Where there any surprising insights about arcade culture that you learned?
Even though I’ve been talking about a sort of disconnect at arcades, I equally found the opposite true as well. I think at first glance it seems as if people who frequent arcades are merely escaping into another dimension, a virtual one. But I found more and more common, especially at the real hard-core gaming outposts like Family Fun Time or Denjin Arcade, that gamers went out to socialize with their friends, like meeting up at the “hang-out” after school. Rather than sitting at home and gaming online…alone, these guys went out to socialize with their good gaming buddies and compete in tournaments — perhaps some with an eye towards greater gaming aspirations.

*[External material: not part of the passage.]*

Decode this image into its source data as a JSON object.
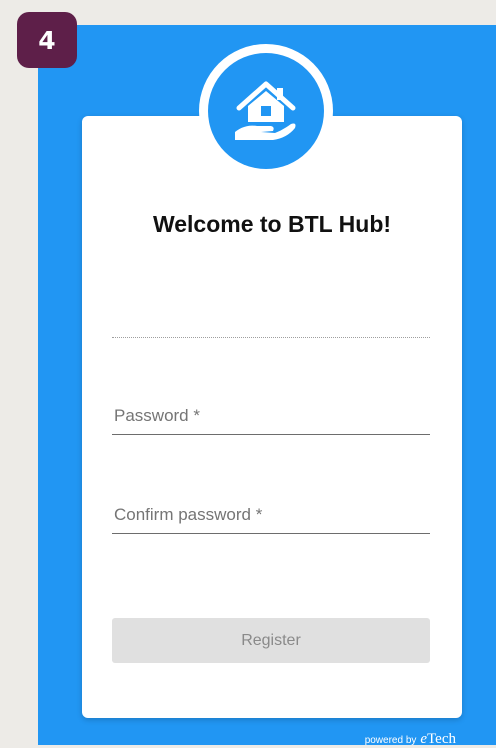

In talking with a few of these guys, I feel that this mentality lies at the heart of most gamers. The only problem is that in most places, the only way to game is at home. Equally, when they asked me what I was up to, they were glad to hear it, because they felt that soon enough, there wouldn’t be this place known as an arcade — save for a few novelty amusement-types. Every so often somebody would recommend another arcade for me to check out, but then all too quickly remembered that it had just recently shut down. So, in a sense, I think that arcade culture, in America at least — because I’ve had the greatest desire to continue this project in Japan shooting those arcades with escalators in them — is becoming a relic.
Not to mention the fact that these places seem to ooze some quality of cool.
Well I am glad you captured what you did before all the arcades are gone. All we will have left soon are our personal game rooms it seems.
Yeah, the actual notion of capturing something that may disappear didn’t really cross my mind until I started talking to the different gamers. And, that made the exploration even more interesting. Being in these arcades for a couple of months I saw just how cool it is that we have games in our lives for everyone — from the touristy arcade on a pier to a barren gaming den in Simi Valley.
If there’s one thing I wish that I could’ve done, though, was to somehow record the sounds of the arcades as well, in a sort of visual/aural experience. Because, really, half of what makes an arcade so attractive is all of that plinking noise. Regardless, thanks for finding the book.
Yes you are right. The sounds are easily half of the experience. Hard to capture that in a book though. Thanks Joel for your time to tell us about your great book!